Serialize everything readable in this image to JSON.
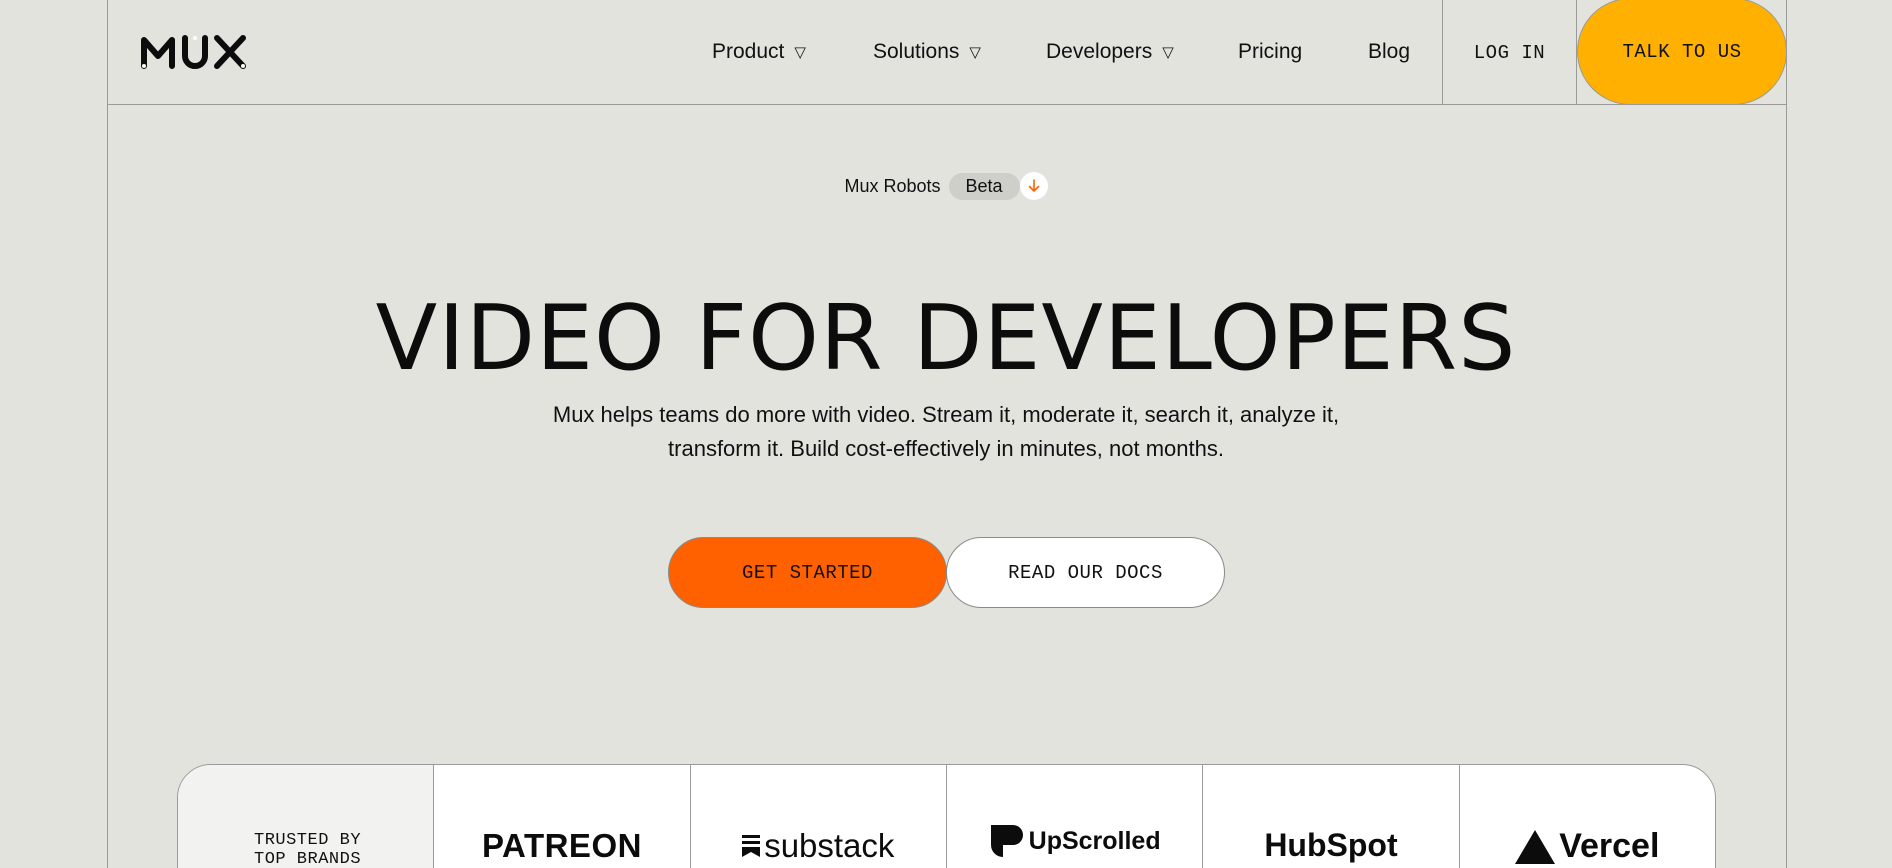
{
  "nav": {
    "logo": "MUX",
    "items": [
      {
        "label": "Product",
        "has_caret": true
      },
      {
        "label": "Solutions",
        "has_caret": true
      },
      {
        "label": "Developers",
        "has_caret": true
      },
      {
        "label": "Pricing",
        "has_caret": false
      },
      {
        "label": "Blog",
        "has_caret": false
      }
    ],
    "caret": "▽",
    "login": "LOG IN",
    "talk": "TALK TO US"
  },
  "announcement": {
    "text": "Mux Robots",
    "badge": "Beta",
    "icon": "arrow-down-icon"
  },
  "hero": {
    "title": "VIDEO FOR DEVELOPERS",
    "subtitle_line1": "Mux helps teams do more with video. Stream it, moderate it, search it, analyze it,",
    "subtitle_line2": "transform it. Build cost-effectively in minutes, not months.",
    "primary_cta": "GET STARTED",
    "secondary_cta": "READ OUR DOCS"
  },
  "brands": {
    "label_line1": "TRUSTED BY",
    "label_line2": "TOP BRANDS",
    "logos": [
      "PATREON",
      "substack",
      "UpScrolled",
      "HubSpot",
      "Vercel"
    ]
  },
  "colors": {
    "background": "#e3e3de",
    "accent_orange": "#ff6101",
    "accent_yellow": "#ffb000"
  }
}
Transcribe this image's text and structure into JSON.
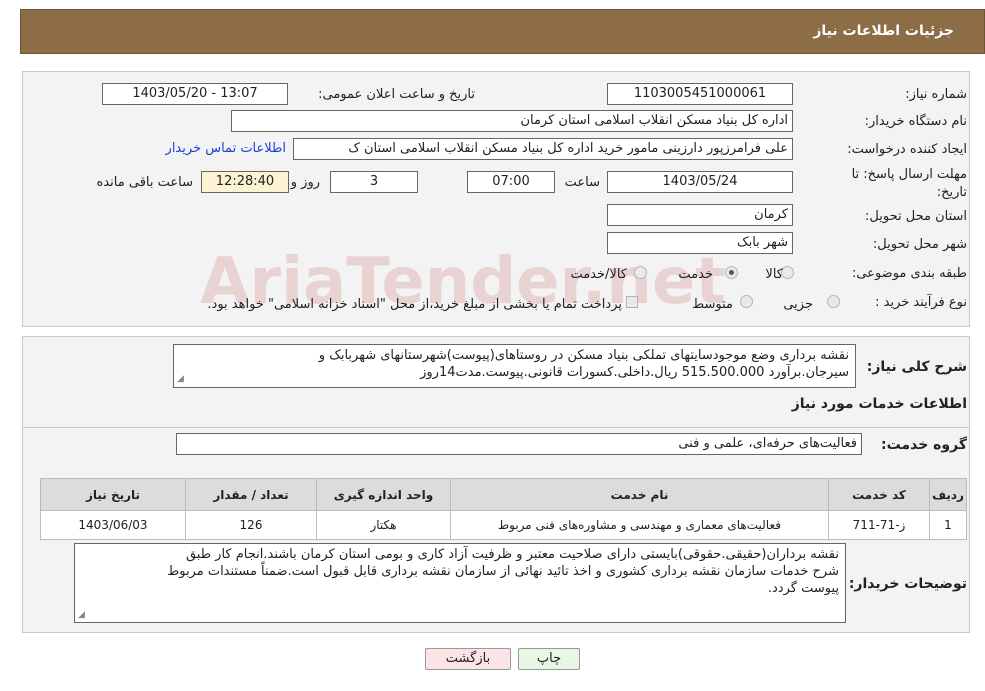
{
  "header": {
    "title": "جزئیات اطلاعات نیاز"
  },
  "fields": {
    "need_number_label": "شماره نیاز:",
    "need_number": "1103005451000061",
    "announce_label": "تاریخ و ساعت اعلان عمومی:",
    "announce_value": "1403/05/20 - 13:07",
    "buyer_org_label": "نام دستگاه خریدار:",
    "buyer_org": "اداره کل بنیاد مسکن انقلاب اسلامی استان کرمان",
    "creator_label": "ایجاد کننده درخواست:",
    "creator": "علی فرامرزپور دارزینی مامور خرید اداره کل بنیاد مسکن انقلاب اسلامی استان ک",
    "contact_link": "اطلاعات تماس خریدار",
    "deadline_label_1": "مهلت ارسال پاسخ: تا",
    "deadline_label_2": "تاریخ:",
    "deadline_date": "1403/05/24",
    "time_label": "ساعت",
    "deadline_time": "07:00",
    "days": "3",
    "days_label": "روز و",
    "remaining_time": "12:28:40",
    "remaining_label": "ساعت باقی مانده",
    "province_label": "استان محل تحویل:",
    "province": "کرمان",
    "city_label": "شهر محل تحویل:",
    "city": "شهر بابک",
    "category_label": "طبقه بندی موضوعی:",
    "category_options": [
      "کالا",
      "خدمت",
      "کالا/خدمت"
    ],
    "category_selected": "خدمت",
    "process_label": "نوع فرآیند خرید :",
    "process_options": [
      "جزیی",
      "متوسط"
    ],
    "payment_note": "پرداخت تمام یا بخشی از مبلغ خرید،از محل \"اسناد خزانه اسلامی\" خواهد بود."
  },
  "summary": {
    "label": "شرح کلی نیاز:",
    "line1": "نقشه برداری وضع موجودسایتهای تملکی بنیاد مسکن در روستاهای(پیوست)شهرستانهای شهربابک و",
    "line2": "سیرجان.برآورد 515.500.000 ریال.داخلی.کسورات قانونی.پیوست.مدت14روز"
  },
  "services": {
    "section_title": "اطلاعات خدمات مورد نیاز",
    "group_label": "گروه خدمت:",
    "group_value": "فعالیت‌های حرفه‌ای، علمی و فنی",
    "columns": [
      "ردیف",
      "کد خدمت",
      "نام خدمت",
      "واحد اندازه گیری",
      "تعداد / مقدار",
      "تاریخ نیاز"
    ],
    "rows": [
      [
        "1",
        "ز-71-711",
        "فعالیت‌های معماری و مهندسی و مشاوره‌های فنی مربوط",
        "هکتار",
        "126",
        "1403/06/03"
      ]
    ]
  },
  "buyer_notes": {
    "label": "توضیحات خریدار:",
    "line1": "نقشه برداران(حقیقی.حقوقی)بایستی دارای صلاحیت معتبر و ظرفیت آزاد کاری و بومی استان کرمان باشند.انجام کار طبق",
    "line2": "شرح خدمات سازمان نقشه برداری کشوری و اخذ تائید نهائی از سازمان نقشه برداری قابل قبول است.ضمناً مستندات مربوط",
    "line3": "پیوست گردد."
  },
  "buttons": {
    "print": "چاپ",
    "back": "بازگشت"
  },
  "watermark": "AriaTender.net"
}
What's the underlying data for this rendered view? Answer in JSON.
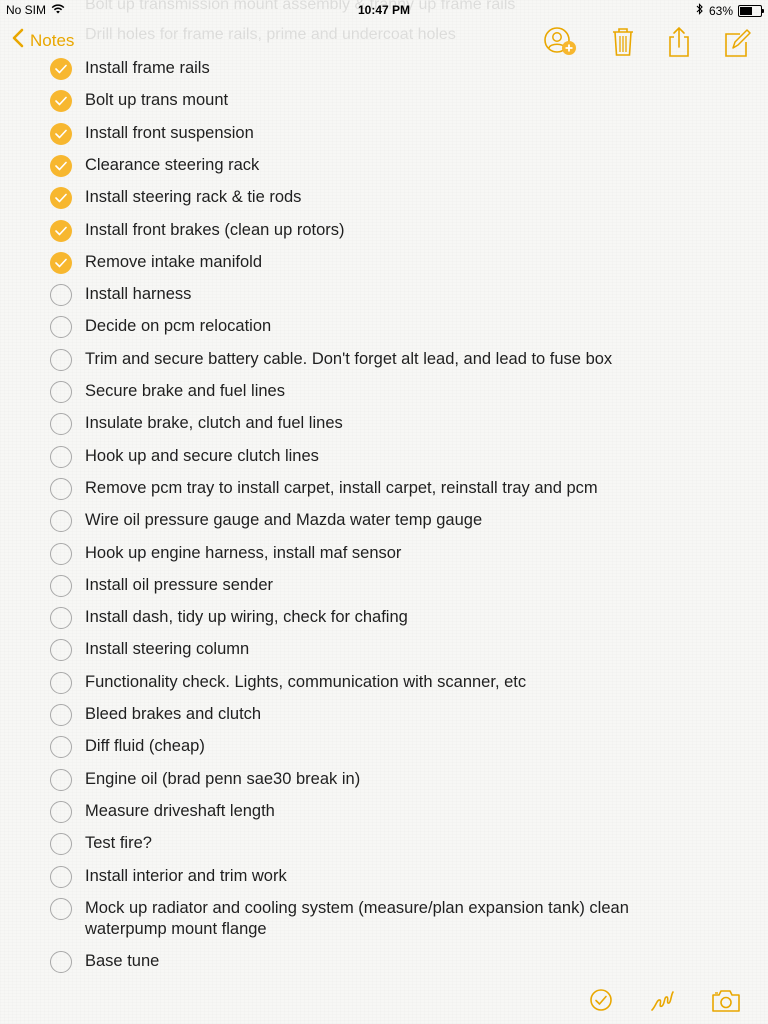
{
  "status_bar": {
    "carrier": "No SIM",
    "time": "10:47 PM",
    "battery_percent": "63%",
    "battery_level": 0.63
  },
  "ghost_text": {
    "line1": "Bolt up transmission mount assembly & tranny up frame rails",
    "line2": "Drill holes for frame rails, prime and undercoat holes"
  },
  "nav": {
    "back_label": "Notes",
    "icons": [
      "add-person-icon",
      "trash-icon",
      "share-icon",
      "compose-icon"
    ]
  },
  "accent_color": "#f7b72f",
  "checklist": [
    {
      "label": "Install frame rails",
      "checked": true
    },
    {
      "label": "Bolt up trans mount",
      "checked": true
    },
    {
      "label": "Install front suspension",
      "checked": true
    },
    {
      "label": "Clearance steering rack",
      "checked": true
    },
    {
      "label": "Install steering rack & tie rods",
      "checked": true
    },
    {
      "label": "Install front brakes (clean up rotors)",
      "checked": true
    },
    {
      "label": "Remove intake manifold",
      "checked": true
    },
    {
      "label": "Install harness",
      "checked": false
    },
    {
      "label": "Decide on pcm relocation",
      "checked": false
    },
    {
      "label": "Trim and secure battery cable. Don't forget alt lead, and lead to fuse box",
      "checked": false
    },
    {
      "label": "Secure brake and fuel lines",
      "checked": false
    },
    {
      "label": "Insulate brake, clutch and fuel lines",
      "checked": false
    },
    {
      "label": "Hook up and secure clutch lines",
      "checked": false
    },
    {
      "label": "Remove pcm tray to install carpet, install carpet, reinstall tray and pcm",
      "checked": false
    },
    {
      "label": "Wire oil pressure gauge and Mazda water temp gauge",
      "checked": false
    },
    {
      "label": "Hook up engine harness, install maf sensor",
      "checked": false
    },
    {
      "label": "Install oil pressure sender",
      "checked": false
    },
    {
      "label": "Install dash, tidy up wiring, check for chafing",
      "checked": false
    },
    {
      "label": "Install steering column",
      "checked": false
    },
    {
      "label": "Functionality check. Lights, communication with scanner, etc",
      "checked": false
    },
    {
      "label": "Bleed brakes and clutch",
      "checked": false
    },
    {
      "label": "Diff fluid (cheap)",
      "checked": false
    },
    {
      "label": "Engine oil (brad penn sae30 break in)",
      "checked": false
    },
    {
      "label": "Measure driveshaft length",
      "checked": false
    },
    {
      "label": "Test fire?",
      "checked": false
    },
    {
      "label": "Install interior and trim work",
      "checked": false
    },
    {
      "label": "Mock up radiator and cooling system (measure/plan expansion tank) clean waterpump mount flange",
      "checked": false
    },
    {
      "label": "Base tune",
      "checked": false
    }
  ],
  "bottom_toolbar": {
    "icons": [
      "checklist-icon",
      "sketch-icon",
      "camera-icon"
    ]
  }
}
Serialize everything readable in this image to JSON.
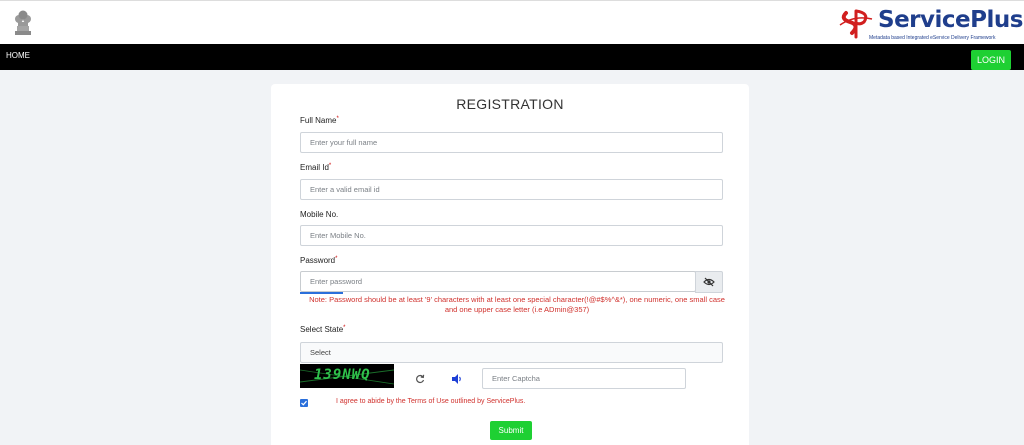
{
  "nav": {
    "home_label": "HOME",
    "login_label": "LOGIN"
  },
  "brand": {
    "name": "ServicePlus",
    "tagline": "Metadata based Integrated eService Delivery Framework"
  },
  "form": {
    "title": "REGISTRATION",
    "full_name": {
      "label": "Full Name",
      "required": "*",
      "placeholder": "Enter your full name"
    },
    "email": {
      "label": "Email Id",
      "required": "*",
      "placeholder": "Enter a valid email id"
    },
    "mobile": {
      "label": "Mobile No.",
      "placeholder": "Enter Mobile No."
    },
    "password": {
      "label": "Password",
      "required": "*",
      "placeholder": "Enter password",
      "note": "Note: Password should be at least '9' characters with at least one special character(!@#$%^&*), one numeric, one small case and one upper case letter (i.e ADmin@357)"
    },
    "state": {
      "label": "Select State",
      "required": "*",
      "selected": "Select"
    },
    "captcha": {
      "code": "139NWQ",
      "placeholder": "Enter Captcha"
    },
    "agree_text": "I agree to abide by the Terms of Use outlined by ServicePlus.",
    "agree_checked": true,
    "submit_label": "Submit"
  },
  "colors": {
    "accent_green": "#1ed033",
    "nav_black": "#000000",
    "brand_blue": "#1f3e8c",
    "error_red": "#d0312d",
    "check_blue": "#2a6fdb"
  }
}
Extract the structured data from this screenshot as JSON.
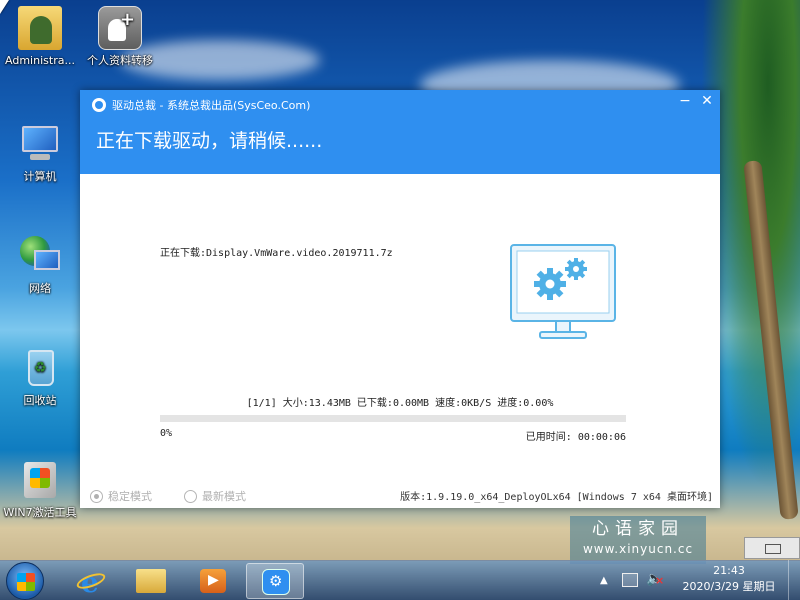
{
  "desktop_icons": [
    {
      "name": "administrator-folder",
      "label": "Administra..."
    },
    {
      "name": "profile-transfer",
      "label": "个人资料转移"
    },
    {
      "name": "computer",
      "label": "计算机"
    },
    {
      "name": "network",
      "label": "网络"
    },
    {
      "name": "recycle-bin",
      "label": "回收站"
    },
    {
      "name": "win7-activation",
      "label": "WIN7激活工具"
    }
  ],
  "window": {
    "title": "驱动总裁 - 系统总裁出品(SysCeo.Com)",
    "heading": "正在下载驱动，请稍候......",
    "minimize": "−",
    "close": "✕",
    "file_line": "正在下载:Display.VmWare.video.2019711.7z",
    "stats": "[1/1] 大小:13.43MB 已下载:0.00MB 速度:0KB/S 进度:0.00%",
    "progress_percent_label": "0%",
    "progress_fraction": 0.0,
    "elapsed": "已用时间:  00:00:06",
    "radio_stable": "稳定模式",
    "radio_newest": "最新模式",
    "version": "版本:1.9.19.0_x64_DeployOLx64 [Windows 7 x64 桌面环境]",
    "accent": "#2f8ff0"
  },
  "watermark": {
    "line1": "心语家园",
    "line2": "www.xinyucn.cc"
  },
  "taskbar": {
    "items": [
      "internet-explorer-icon",
      "explorer-icon",
      "media-player-icon",
      "driver-app-icon"
    ],
    "time": "21:43",
    "date": "2020/3/29 星期日"
  }
}
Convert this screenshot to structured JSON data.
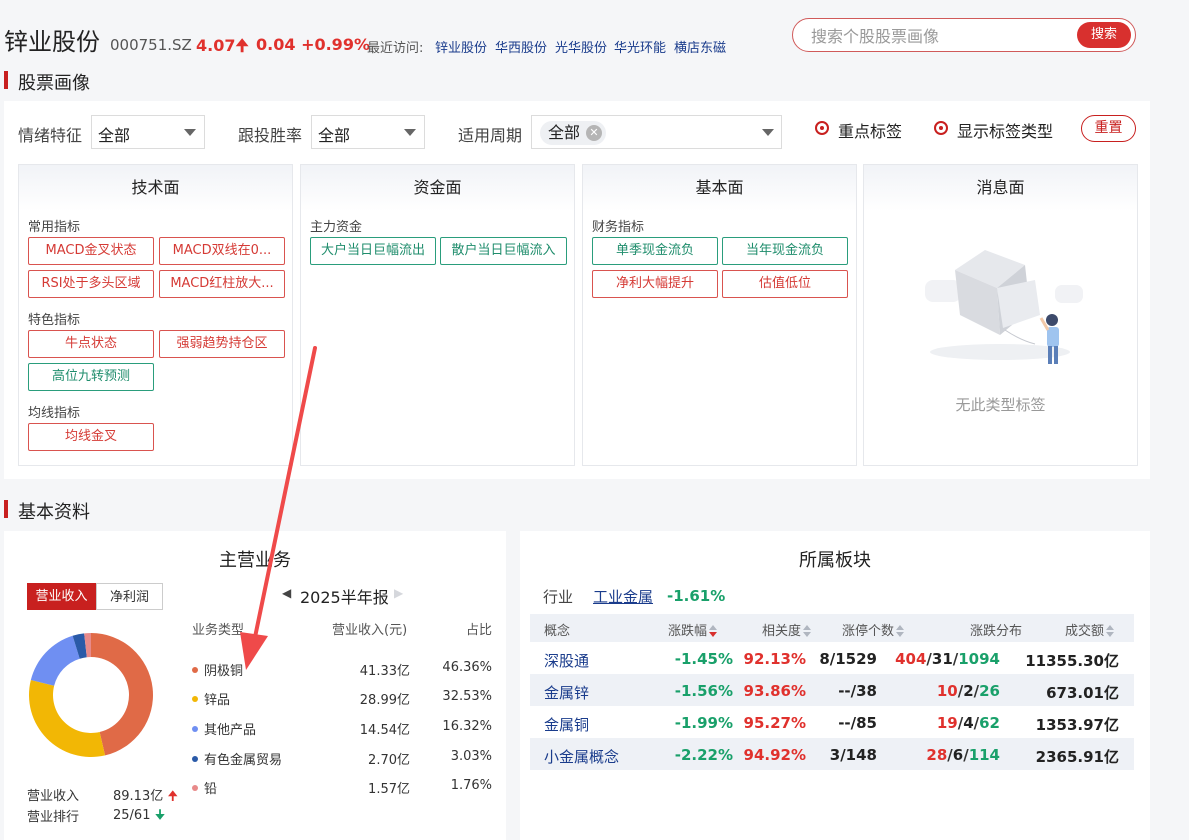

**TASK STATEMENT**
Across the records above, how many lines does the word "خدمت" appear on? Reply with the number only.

**SOLUTION TO THE EXERCISE**
6